Last night, in a dramatic stand-off in the Pretoria City Hall, about 900 pensioners were evicted into the freezing cold.
Police described the eviction as a "happy outcome" because there was "no serious confrontation".
But the action has also drawn widespread condemnation.
The pensioners, comprising people from around the country, had spent nearly two weeks camped on the grounds of the Union Buildings, demanding compensation and benefits they said the government owed them.
With the weather becoming bitterly cold towards the end of last week, the council moved the group into a section of the city hall.
Yesterday, however, their time was up. About 50 Ekurhuleni metro police officers, including their "K9" and public order policing units, were sent to help about 40 Tshwane metro police evict the people at about 5pm.
Armed with batons and shotguns, the officers entered the building and flanked the group before pushing them towards the exit.
In the foyer, women wailed and shouted in isiXhosa. Some were so overcome that they collapsed in a heap on the floor.
Some elderly men resisted but were forced to leave.
When the last of the people were forced out the door, some tried to get back in. An Ekurhuleni metro officer sprayed them with pepper.
Zimasa Sinama (65) was sprayed in the face and went into what seemed like a fit on the floor. He was taken to Pretoria Academic Hospital.
After being forced outside into the cold for a few hours until about 9pm, the others were moved to a council shelter.
Tshwane metro police spokesperson Superintendent Alta Fourie said their legal department, at the request of the Tshwane metro, had ordered the eviction.
"The order was served on Friday and they had until midday on Sunday to vacate the building. We gave them more time and extended the deadline until 3pm on Monday."
Fourie said that from the beginning they told the pensioners they could not stay and that their action was illegal.
"Food was provided and they were moved to the city hall, but we explained they could not stay there for ever. Unfortunately it came to a point where they had to leave."
It was not the responsibility of the metro police to arrange alternative accommodation, she added.
Pepper spray was used because some people pushed back when officers tried to force them out, nearly pushing them to the ground.
"We are happy with the outcome of the eviction because there was no serious confrontation."
The pensioners, all former mineworkers, spent a rough night as shelters in the inner city scrambled to accommodate them.
The Tshwane Metro Police last night ferried the people to Number Two Struben Street Shelter after the eviction, only to find it was already full.
Space was made and some of the group who were accommodated in the kitchen and TV room while others were taken the Schubart Park Shelter.
Weary after an emotional day, the group was finally settled after midnight.
Steam rose from the group of elderly men huddled together as they sipped warm coffee outside the Struben Street shelter this morning - they were the handful who could afford something warm to drink.
Later Pretoria residents took care of the pensioners.

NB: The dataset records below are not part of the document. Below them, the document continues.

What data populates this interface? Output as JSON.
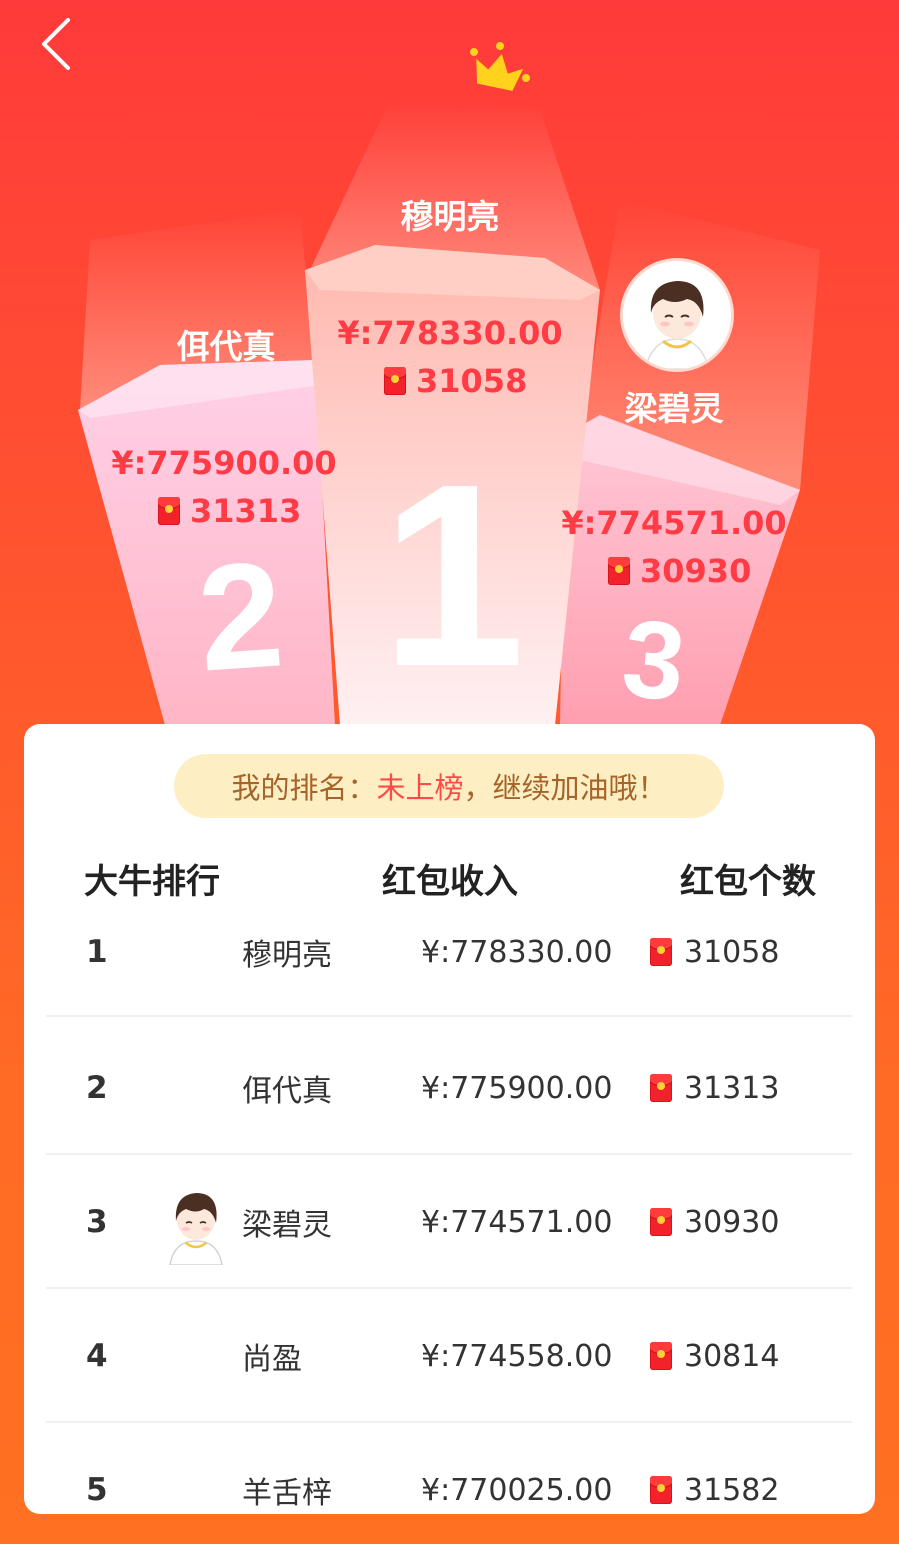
{
  "podium": {
    "first": {
      "rank": "1",
      "name": "穆明亮",
      "money": "¥:778330.00",
      "count": "31058"
    },
    "second": {
      "rank": "2",
      "name": "佴代真",
      "money": "¥:775900.00",
      "count": "31313"
    },
    "third": {
      "rank": "3",
      "name": "梁碧灵",
      "money": "¥:774571.00",
      "count": "30930"
    }
  },
  "my_rank": {
    "label": "我的排名：",
    "status": "未上榜",
    "suffix": "，继续加油哦！"
  },
  "table": {
    "headers": [
      "大牛排行",
      "红包收入",
      "红包个数"
    ],
    "rows": [
      {
        "rank": "1",
        "name": "穆明亮",
        "money": "¥:778330.00",
        "count": "31058",
        "avatar": false
      },
      {
        "rank": "2",
        "name": "佴代真",
        "money": "¥:775900.00",
        "count": "31313",
        "avatar": false
      },
      {
        "rank": "3",
        "name": "梁碧灵",
        "money": "¥:774571.00",
        "count": "30930",
        "avatar": true
      },
      {
        "rank": "4",
        "name": "尚盈",
        "money": "¥:774558.00",
        "count": "30814",
        "avatar": false
      },
      {
        "rank": "5",
        "name": "羊舌梓",
        "money": "¥:770025.00",
        "count": "31582",
        "avatar": false
      }
    ]
  },
  "icons": {
    "back": "chevron-left-icon",
    "crown": "crown-icon",
    "redpack": "red-envelope-icon"
  },
  "colors": {
    "accent": "#ff3b46",
    "bg_top": "#ff3a3a",
    "bg_bottom": "#ff7022",
    "rank_pill": "#fdefc3"
  }
}
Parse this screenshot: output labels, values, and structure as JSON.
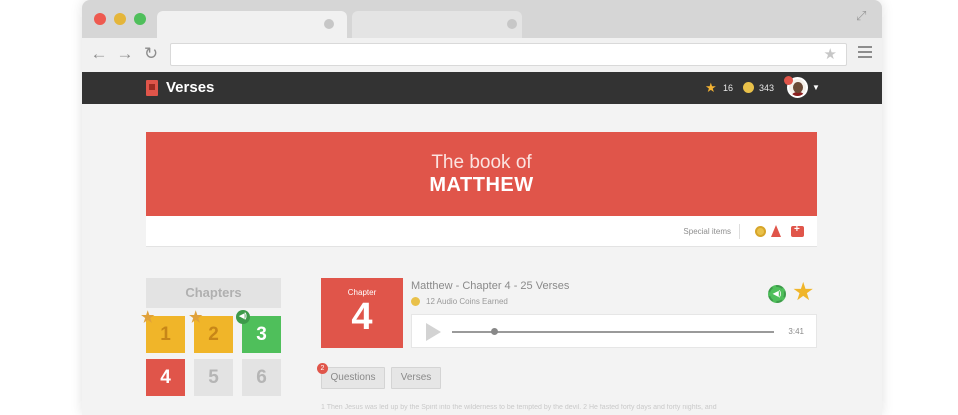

"The group has been separated into two smaller groups of about 300 and 500 each and they are staying in open halls in blocks of flats in the Pretoria CBD," said Willie Fuledi, spokesman for the Ex-Mineworkers Union of SA.
Fuledi said the union was now seeking to launch a court action against the police for removing its members from the Union Buildings and the City Hall.
The union has also claimed as many as four of its members died during the protests, but this could not be confirmed.